The Internet erupted with praise and emotion as the world received news on Wednesday morning this week of the death of Billy Graham. Though I never met him personally, or even heard him speak in person, I am feeling a certain sadness about it.
I’m not sad for him, though – he was 99 years old when he died, and he was confident of his eternal destiny. In fact, he once said (borrowing from D.L. Moody), “Someday you will read or hear that Billy Graham is dead. Don’t you believe a word of it. I shall be more alive than I am now. I will have just changed my address. I will have gone into the presence of God.”
What saddens me is that with the passing of Billy Graham, we have seen the end of an era. When Billy Graham preached at crusades, God worked in mighty ways. Graham’s ministry led thousands upon thousands of people to embrace faith in Christ. And his connections with local churches at those crusades meant there was meaningful follow-up that took place so that these new believers could connect with faith communities that would strengthen their newfound walk with the Lord.
In a post-war, still-Christian western world, that approach worked. But in a post-modern, post-Christian western world, it does not work as well. Still, Graham’s passion for evangelism has inspired millions of Christ-followers to share their faith, in helpful and appropriate ways, with their friends. Evangelism today happens more effectively from neighbour to neighbour.
God has not given me the gift to be able to preach with the evangelistic fervour of Billy Graham, but that does not stop me from proclaiming Christ, crucified, risen and ascended, both from the pulpit and from the front porch. While I may not have a gift for evangelism, I have a heart for it – as should each of us. Why not step out in faith and share your love for Jesus with a neighbour this weekend? Don’t be afraid of the response; if you get questions for which you have no answers, your friend will be patient as you seek out answers.
Many have imitated Billy Graham, but none has been so used of God in mass evangelism. I recommend that you read his autobiography (available here) to get his own take on his life as an evangelist. Unlike so many who crave the spotlight, Graham remained a humble man of God his whole life.

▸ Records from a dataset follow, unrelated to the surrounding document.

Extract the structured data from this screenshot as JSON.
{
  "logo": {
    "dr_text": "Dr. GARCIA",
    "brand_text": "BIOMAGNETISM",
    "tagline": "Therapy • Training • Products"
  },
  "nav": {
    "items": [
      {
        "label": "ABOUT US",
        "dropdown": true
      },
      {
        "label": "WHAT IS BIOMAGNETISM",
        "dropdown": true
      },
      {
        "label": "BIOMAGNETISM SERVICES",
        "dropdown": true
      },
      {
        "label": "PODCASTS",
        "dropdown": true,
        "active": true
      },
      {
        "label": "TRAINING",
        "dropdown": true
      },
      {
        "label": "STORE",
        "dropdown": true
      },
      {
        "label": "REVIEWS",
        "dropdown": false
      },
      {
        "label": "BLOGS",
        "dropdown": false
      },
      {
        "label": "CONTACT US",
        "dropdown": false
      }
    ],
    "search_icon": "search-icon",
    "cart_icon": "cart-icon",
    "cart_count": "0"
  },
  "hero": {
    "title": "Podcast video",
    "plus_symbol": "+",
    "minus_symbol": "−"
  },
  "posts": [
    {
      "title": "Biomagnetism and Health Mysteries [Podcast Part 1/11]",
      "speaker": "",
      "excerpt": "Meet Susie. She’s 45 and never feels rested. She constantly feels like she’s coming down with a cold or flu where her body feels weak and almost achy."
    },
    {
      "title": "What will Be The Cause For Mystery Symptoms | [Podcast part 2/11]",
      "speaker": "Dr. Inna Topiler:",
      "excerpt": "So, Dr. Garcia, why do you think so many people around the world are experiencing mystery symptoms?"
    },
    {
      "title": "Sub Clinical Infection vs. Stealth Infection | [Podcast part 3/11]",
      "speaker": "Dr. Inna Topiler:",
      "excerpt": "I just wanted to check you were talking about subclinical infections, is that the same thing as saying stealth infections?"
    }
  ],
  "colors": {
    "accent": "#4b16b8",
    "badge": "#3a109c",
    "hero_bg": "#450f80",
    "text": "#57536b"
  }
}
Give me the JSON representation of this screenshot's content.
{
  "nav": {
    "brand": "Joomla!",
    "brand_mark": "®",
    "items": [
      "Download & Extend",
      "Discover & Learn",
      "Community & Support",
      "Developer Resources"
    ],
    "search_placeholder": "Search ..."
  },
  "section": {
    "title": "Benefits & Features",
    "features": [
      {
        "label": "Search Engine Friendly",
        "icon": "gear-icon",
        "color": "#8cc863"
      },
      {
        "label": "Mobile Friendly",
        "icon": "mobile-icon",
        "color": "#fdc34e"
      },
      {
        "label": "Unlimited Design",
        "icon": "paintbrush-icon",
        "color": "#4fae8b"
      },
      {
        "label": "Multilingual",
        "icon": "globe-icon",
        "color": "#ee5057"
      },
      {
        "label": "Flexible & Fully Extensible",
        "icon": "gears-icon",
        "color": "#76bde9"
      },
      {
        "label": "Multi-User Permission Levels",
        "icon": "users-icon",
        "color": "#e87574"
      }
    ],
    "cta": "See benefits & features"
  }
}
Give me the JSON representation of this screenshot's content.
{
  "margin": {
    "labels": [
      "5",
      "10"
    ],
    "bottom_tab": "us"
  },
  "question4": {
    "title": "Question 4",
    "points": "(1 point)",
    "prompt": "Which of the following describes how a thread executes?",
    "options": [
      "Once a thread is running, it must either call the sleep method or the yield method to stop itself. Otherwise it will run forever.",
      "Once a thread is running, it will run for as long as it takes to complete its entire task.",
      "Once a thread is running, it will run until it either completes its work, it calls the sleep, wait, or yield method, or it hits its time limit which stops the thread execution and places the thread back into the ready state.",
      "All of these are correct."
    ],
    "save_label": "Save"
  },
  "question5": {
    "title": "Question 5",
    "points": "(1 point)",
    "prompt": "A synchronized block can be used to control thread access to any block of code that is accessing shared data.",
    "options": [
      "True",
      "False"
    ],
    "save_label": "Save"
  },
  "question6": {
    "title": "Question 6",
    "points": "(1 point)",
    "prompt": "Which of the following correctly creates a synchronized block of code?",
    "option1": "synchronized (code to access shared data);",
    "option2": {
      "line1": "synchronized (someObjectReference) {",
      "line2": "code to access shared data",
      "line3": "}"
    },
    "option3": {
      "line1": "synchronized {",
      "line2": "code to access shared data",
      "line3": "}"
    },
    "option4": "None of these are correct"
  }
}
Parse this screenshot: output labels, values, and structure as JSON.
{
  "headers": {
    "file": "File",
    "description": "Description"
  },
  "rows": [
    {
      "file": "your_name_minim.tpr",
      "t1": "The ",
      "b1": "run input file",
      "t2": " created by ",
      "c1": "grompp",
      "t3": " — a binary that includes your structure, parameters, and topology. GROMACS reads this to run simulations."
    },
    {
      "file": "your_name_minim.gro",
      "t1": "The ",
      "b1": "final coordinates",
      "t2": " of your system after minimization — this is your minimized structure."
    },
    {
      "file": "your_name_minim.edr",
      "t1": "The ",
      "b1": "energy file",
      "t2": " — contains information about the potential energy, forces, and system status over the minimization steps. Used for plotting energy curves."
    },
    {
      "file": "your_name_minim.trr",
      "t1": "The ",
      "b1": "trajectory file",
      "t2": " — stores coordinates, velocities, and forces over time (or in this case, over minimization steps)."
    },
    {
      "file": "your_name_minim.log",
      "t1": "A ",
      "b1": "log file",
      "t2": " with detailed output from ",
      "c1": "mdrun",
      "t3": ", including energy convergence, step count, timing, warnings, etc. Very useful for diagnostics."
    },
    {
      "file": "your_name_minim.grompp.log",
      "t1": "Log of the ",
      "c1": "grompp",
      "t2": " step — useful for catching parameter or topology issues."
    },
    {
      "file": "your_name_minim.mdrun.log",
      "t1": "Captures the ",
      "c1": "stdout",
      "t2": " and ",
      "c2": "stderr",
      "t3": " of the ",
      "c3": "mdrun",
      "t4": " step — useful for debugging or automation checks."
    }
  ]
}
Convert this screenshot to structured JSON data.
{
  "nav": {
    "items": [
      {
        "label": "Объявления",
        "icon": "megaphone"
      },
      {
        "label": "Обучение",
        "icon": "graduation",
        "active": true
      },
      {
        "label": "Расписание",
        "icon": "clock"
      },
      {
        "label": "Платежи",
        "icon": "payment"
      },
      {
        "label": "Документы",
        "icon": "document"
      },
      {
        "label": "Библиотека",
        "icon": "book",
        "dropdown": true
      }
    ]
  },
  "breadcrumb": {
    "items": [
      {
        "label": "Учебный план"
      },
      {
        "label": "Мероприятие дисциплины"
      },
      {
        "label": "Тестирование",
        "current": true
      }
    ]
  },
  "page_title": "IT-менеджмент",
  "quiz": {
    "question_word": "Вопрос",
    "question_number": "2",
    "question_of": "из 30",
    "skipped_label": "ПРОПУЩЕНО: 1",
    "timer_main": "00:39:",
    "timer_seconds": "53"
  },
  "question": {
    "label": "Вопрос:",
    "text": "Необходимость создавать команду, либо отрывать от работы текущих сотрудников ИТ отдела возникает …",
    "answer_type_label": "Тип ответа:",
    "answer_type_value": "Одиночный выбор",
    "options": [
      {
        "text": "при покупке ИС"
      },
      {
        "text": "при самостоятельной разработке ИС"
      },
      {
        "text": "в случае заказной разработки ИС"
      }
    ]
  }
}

There’s such good news to share – how can we keep from sharing it? Billy Graham shared it in word and in deed…and so can we.
“Well done, good and faithful servant…enter into the joy of your master” (Matthew 25.21, RSV).